(MATERIAL PROVIDED begins)

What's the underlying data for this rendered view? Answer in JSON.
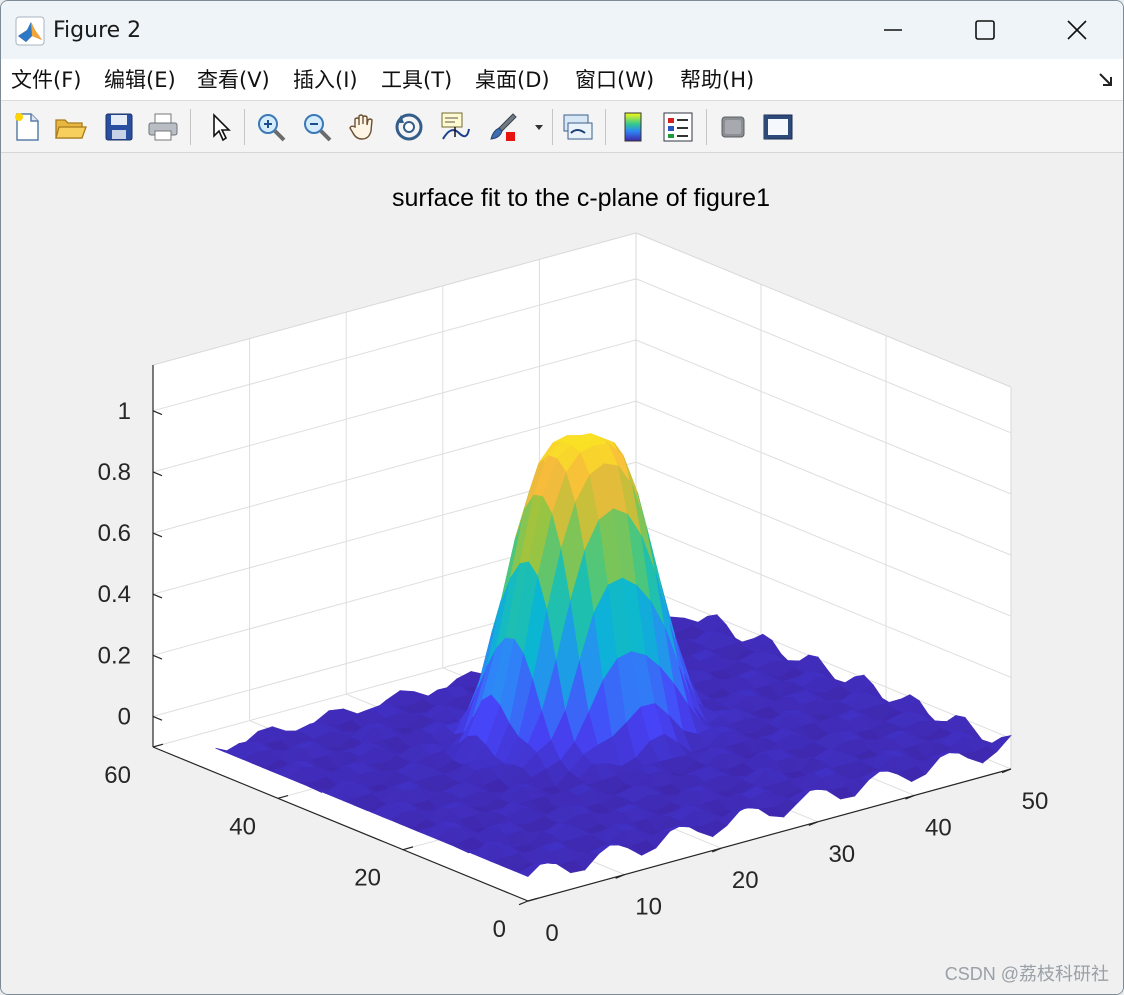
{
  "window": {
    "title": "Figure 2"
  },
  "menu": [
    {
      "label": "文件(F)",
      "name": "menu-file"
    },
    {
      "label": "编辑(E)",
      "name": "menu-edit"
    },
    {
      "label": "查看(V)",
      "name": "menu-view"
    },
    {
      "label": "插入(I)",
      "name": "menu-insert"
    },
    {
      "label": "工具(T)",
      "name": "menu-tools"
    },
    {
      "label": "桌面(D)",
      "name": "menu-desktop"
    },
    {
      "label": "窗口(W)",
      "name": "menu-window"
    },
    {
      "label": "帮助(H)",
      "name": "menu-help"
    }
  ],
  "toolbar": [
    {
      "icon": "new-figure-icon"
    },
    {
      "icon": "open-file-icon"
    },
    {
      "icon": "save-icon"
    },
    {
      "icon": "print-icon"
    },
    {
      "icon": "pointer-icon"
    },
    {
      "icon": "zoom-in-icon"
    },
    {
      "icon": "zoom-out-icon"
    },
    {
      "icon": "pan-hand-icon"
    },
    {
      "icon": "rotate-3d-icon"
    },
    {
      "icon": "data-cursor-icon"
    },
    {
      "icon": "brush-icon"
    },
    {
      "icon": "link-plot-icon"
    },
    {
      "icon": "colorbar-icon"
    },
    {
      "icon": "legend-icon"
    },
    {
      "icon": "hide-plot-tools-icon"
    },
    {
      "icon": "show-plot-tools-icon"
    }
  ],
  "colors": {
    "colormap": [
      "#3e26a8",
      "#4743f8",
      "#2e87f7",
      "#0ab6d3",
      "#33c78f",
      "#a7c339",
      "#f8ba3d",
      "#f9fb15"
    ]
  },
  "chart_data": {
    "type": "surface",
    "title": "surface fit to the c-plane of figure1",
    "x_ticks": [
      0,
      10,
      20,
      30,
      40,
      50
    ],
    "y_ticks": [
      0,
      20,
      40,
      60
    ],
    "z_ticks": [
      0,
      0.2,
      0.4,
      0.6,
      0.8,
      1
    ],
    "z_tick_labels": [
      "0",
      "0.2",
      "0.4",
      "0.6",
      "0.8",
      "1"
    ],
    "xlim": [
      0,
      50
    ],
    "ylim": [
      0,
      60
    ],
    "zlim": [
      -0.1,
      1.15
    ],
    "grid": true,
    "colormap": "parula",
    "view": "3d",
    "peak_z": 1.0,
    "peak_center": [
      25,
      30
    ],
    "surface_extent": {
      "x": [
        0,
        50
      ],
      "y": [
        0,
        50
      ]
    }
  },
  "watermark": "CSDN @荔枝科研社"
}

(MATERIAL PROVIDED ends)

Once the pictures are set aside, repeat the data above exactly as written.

RESULT OF THE EXERCISE:
What's the underlying data for this rendered view? Answer in JSON.
{
  "window": {
    "title": "Figure 2"
  },
  "menu": [
    {
      "label": "文件(F)",
      "name": "menu-file"
    },
    {
      "label": "编辑(E)",
      "name": "menu-edit"
    },
    {
      "label": "查看(V)",
      "name": "menu-view"
    },
    {
      "label": "插入(I)",
      "name": "menu-insert"
    },
    {
      "label": "工具(T)",
      "name": "menu-tools"
    },
    {
      "label": "桌面(D)",
      "name": "menu-desktop"
    },
    {
      "label": "窗口(W)",
      "name": "menu-window"
    },
    {
      "label": "帮助(H)",
      "name": "menu-help"
    }
  ],
  "toolbar": [
    {
      "icon": "new-figure-icon"
    },
    {
      "icon": "open-file-icon"
    },
    {
      "icon": "save-icon"
    },
    {
      "icon": "print-icon"
    },
    {
      "icon": "pointer-icon"
    },
    {
      "icon": "zoom-in-icon"
    },
    {
      "icon": "zoom-out-icon"
    },
    {
      "icon": "pan-hand-icon"
    },
    {
      "icon": "rotate-3d-icon"
    },
    {
      "icon": "data-cursor-icon"
    },
    {
      "icon": "brush-icon"
    },
    {
      "icon": "link-plot-icon"
    },
    {
      "icon": "colorbar-icon"
    },
    {
      "icon": "legend-icon"
    },
    {
      "icon": "hide-plot-tools-icon"
    },
    {
      "icon": "show-plot-tools-icon"
    }
  ],
  "colors": {
    "colormap": [
      "#3e26a8",
      "#4743f8",
      "#2e87f7",
      "#0ab6d3",
      "#33c78f",
      "#a7c339",
      "#f8ba3d",
      "#f9fb15"
    ]
  },
  "chart_data": {
    "type": "surface",
    "title": "surface fit to the c-plane of figure1",
    "x_ticks": [
      0,
      10,
      20,
      30,
      40,
      50
    ],
    "y_ticks": [
      0,
      20,
      40,
      60
    ],
    "z_ticks": [
      0,
      0.2,
      0.4,
      0.6,
      0.8,
      1
    ],
    "z_tick_labels": [
      "0",
      "0.2",
      "0.4",
      "0.6",
      "0.8",
      "1"
    ],
    "xlim": [
      0,
      50
    ],
    "ylim": [
      0,
      60
    ],
    "zlim": [
      -0.1,
      1.15
    ],
    "grid": true,
    "colormap": "parula",
    "view": "3d",
    "peak_z": 1.0,
    "peak_center": [
      25,
      30
    ],
    "surface_extent": {
      "x": [
        0,
        50
      ],
      "y": [
        0,
        50
      ]
    }
  },
  "watermark": "CSDN @荔枝科研社"
}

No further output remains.